• [Work task]: Extract, from the records beneath this instruction, each line that contains the word "JSON".

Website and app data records
━━━━━━━━━━━━━━━━

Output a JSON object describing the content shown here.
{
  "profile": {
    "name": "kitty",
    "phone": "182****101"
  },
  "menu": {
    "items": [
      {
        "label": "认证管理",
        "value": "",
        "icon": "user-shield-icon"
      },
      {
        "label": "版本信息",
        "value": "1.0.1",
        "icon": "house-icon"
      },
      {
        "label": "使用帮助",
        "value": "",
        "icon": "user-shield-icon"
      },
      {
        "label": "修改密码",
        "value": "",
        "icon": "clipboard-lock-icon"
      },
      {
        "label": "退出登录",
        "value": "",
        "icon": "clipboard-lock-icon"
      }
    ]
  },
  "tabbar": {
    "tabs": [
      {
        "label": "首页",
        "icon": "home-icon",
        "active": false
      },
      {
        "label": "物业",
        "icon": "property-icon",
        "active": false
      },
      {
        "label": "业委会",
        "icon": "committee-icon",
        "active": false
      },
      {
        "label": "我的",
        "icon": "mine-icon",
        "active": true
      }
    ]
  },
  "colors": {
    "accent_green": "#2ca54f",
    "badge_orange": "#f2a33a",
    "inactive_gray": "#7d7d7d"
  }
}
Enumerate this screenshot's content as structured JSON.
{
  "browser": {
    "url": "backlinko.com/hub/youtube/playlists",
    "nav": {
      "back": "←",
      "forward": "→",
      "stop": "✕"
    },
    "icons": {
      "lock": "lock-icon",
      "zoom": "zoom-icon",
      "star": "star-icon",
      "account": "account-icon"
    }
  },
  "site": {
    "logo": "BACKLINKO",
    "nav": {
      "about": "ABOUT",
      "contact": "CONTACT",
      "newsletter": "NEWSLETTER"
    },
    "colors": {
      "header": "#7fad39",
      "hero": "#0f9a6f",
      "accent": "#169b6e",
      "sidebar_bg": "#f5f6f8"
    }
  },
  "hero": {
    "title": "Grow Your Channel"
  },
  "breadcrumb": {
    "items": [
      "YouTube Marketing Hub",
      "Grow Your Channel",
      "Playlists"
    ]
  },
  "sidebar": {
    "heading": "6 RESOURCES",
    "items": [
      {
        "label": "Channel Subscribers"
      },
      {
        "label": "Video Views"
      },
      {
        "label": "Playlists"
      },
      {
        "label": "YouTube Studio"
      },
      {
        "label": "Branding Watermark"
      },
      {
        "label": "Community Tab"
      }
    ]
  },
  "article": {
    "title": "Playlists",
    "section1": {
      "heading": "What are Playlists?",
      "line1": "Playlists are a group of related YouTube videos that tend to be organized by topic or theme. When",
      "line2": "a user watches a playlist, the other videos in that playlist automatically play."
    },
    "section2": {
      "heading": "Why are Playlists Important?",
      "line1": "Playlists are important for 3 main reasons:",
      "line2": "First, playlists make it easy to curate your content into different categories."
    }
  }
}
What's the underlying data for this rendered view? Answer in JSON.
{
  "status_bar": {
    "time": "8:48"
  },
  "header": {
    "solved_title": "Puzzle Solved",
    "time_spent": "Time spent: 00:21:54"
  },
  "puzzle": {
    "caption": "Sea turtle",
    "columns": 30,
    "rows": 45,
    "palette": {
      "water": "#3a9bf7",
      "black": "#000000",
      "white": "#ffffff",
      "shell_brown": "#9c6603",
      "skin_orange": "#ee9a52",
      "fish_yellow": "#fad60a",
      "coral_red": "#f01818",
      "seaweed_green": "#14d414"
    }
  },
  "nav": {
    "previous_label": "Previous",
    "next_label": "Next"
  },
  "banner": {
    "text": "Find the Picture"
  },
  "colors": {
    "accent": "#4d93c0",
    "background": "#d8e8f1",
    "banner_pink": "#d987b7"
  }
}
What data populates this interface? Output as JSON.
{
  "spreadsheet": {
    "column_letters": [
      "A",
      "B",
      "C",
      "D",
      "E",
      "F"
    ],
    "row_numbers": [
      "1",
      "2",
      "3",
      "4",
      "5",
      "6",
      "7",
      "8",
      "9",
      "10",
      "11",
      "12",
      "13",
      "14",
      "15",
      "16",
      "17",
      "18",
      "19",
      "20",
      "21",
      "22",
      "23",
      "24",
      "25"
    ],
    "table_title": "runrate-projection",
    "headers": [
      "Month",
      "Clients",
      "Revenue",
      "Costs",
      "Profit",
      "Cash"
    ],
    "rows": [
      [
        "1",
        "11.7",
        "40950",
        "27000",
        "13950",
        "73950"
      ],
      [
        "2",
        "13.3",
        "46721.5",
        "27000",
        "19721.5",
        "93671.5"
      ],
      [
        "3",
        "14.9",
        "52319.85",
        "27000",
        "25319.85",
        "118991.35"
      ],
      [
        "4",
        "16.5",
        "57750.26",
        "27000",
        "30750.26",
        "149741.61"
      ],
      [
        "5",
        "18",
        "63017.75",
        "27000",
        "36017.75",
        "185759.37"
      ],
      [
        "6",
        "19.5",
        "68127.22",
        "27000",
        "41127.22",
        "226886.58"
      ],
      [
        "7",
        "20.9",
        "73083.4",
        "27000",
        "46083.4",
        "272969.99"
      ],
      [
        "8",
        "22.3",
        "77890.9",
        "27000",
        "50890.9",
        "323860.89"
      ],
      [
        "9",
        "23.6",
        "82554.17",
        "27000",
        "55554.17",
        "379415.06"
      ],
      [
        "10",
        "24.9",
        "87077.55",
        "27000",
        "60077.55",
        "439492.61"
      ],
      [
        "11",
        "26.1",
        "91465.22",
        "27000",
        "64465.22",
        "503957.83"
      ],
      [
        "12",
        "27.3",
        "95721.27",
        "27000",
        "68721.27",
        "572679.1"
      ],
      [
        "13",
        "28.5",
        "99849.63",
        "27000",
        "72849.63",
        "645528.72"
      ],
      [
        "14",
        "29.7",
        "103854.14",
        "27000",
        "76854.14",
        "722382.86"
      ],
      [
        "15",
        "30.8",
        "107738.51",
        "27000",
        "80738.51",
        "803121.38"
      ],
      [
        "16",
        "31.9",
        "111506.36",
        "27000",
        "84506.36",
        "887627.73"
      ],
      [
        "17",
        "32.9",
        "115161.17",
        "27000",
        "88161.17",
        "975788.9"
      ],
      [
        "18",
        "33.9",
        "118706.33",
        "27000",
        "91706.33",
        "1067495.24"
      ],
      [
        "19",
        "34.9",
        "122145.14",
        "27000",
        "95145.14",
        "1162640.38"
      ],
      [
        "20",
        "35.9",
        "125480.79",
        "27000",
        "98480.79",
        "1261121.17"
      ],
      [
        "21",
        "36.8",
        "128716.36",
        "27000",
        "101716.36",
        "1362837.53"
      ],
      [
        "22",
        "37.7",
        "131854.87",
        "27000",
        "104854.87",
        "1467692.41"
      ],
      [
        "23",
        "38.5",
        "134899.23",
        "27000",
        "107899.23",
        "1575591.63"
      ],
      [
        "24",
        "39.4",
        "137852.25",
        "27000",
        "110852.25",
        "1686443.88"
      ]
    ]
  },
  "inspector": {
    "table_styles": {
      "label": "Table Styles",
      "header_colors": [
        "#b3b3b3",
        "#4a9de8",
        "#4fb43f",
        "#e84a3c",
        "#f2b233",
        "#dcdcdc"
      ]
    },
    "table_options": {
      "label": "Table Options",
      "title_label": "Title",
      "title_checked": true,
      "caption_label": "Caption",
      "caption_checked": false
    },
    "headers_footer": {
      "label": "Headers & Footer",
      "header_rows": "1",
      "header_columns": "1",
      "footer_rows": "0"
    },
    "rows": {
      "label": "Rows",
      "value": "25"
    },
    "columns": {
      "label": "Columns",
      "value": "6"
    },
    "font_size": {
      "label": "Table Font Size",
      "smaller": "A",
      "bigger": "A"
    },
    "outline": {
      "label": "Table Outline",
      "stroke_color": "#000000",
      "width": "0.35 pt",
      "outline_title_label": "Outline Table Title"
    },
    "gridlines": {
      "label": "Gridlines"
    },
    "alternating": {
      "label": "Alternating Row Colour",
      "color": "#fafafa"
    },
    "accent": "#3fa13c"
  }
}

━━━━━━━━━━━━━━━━

• [Written solution]:
Output a JSON object describing the content shown here.
Enumerate this screenshot's content as structured JSON.
What's the underlying data for this rendered view? Answer in JSON.
What data populates this interface? Output as JSON.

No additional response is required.